In order to give your application for provider approval the best chances of going through, it helps to know what regulatory authorities will look for. Under National Law, Section 12-15, the regulatory authority will consider:
- if the applicant is a fit and proper person to provide an education and care service
- the applicant’s history of compliance or criminal history
- whether the applicant is bankrupt or other financial or medical matters which may limit their capacity to meet their obligations under the National Law.
Additionally, ‘Working with children Check’ legislation applies in all states and territories except for Tasmania. In Tasmania, registration to work with vulnerable people is required.
In general, the regulatory authority must make a decision within 60 calendar days of receiving a complete application. If a decision is not made within 60 calendar days, the application is taken to be refused. The regulatory authority must give the applicant written notice of its decision and the supporting reasons, within seven (7) calendar days of making the decision. A decision to refuse to grant a provider approval, or to grant provider approval subject to conditions, is a reviewable decision under National Law.
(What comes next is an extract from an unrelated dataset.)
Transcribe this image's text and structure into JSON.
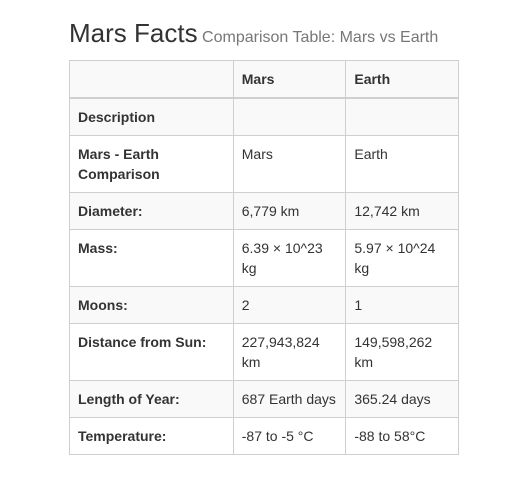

If granted, the regulatory authority must give the approved provider a copy of the provider approval, stating:
- the name of the approved provider
- if the approved provider is not an individual, the address of the principal office of the provider
- any conditions to which the approval is subject
- the date the provider approval was granted
- the provider approval number.
The Application Process For Approval Under Family Assistance Law
Applicants seeking approval to receive and pass on Child Care Subsidy and Additional Child Care Subsidy will have to use the Provider Entry Point (PEP) to submit their application and supporting documents. Once approved, providers may choose to continue using the PEP to submit childcare data and retrieve payment information. However, they may also choose to use one of the approved childcare software products for these purposes. Every individual who needs to interact with the Child Care Subsidy System must:
- register an account and receive a Registration Authority Number
- undergo identity verification using identification documents, such as a Medicare card, passport or birth certificate. PRODA is the online system used to verify a person’s digital identity. Each person can only register one PRODA account in their name
Once the individual representing the provider has registered with PRODA, they need to use their PRODA username and password to log in to the PEP and start a new provider application.
After application: Once a complete application is received, the Department of Education will consider whether the application contains the information required for the department to undertake an assessment. However, there is no set time for the department to complete an application assessment. If the application is not complete, the department will notify the applicant that the application is incomplete but is not obliged to invite the applicant to submit the missing information and documents.
If a provider is approved with respect to one or more services, it will hold that approval subject to a range of conditions of approval set out in Family Assistance Law. Additional conditions may also be placed on approval on a provider-by-provider or service-by-service basis. To maintain approval, the provider must comply with all those conditions.
Assessment Information For Provider Approval - The following article provides information n information and assessment sessions, resources and links, tips and more!
Childcare Provider Handbook - The Child Care Provider Handbook is free and written for providers of early learning and child care. It details the requirements and responsibilities of childcare providers and services.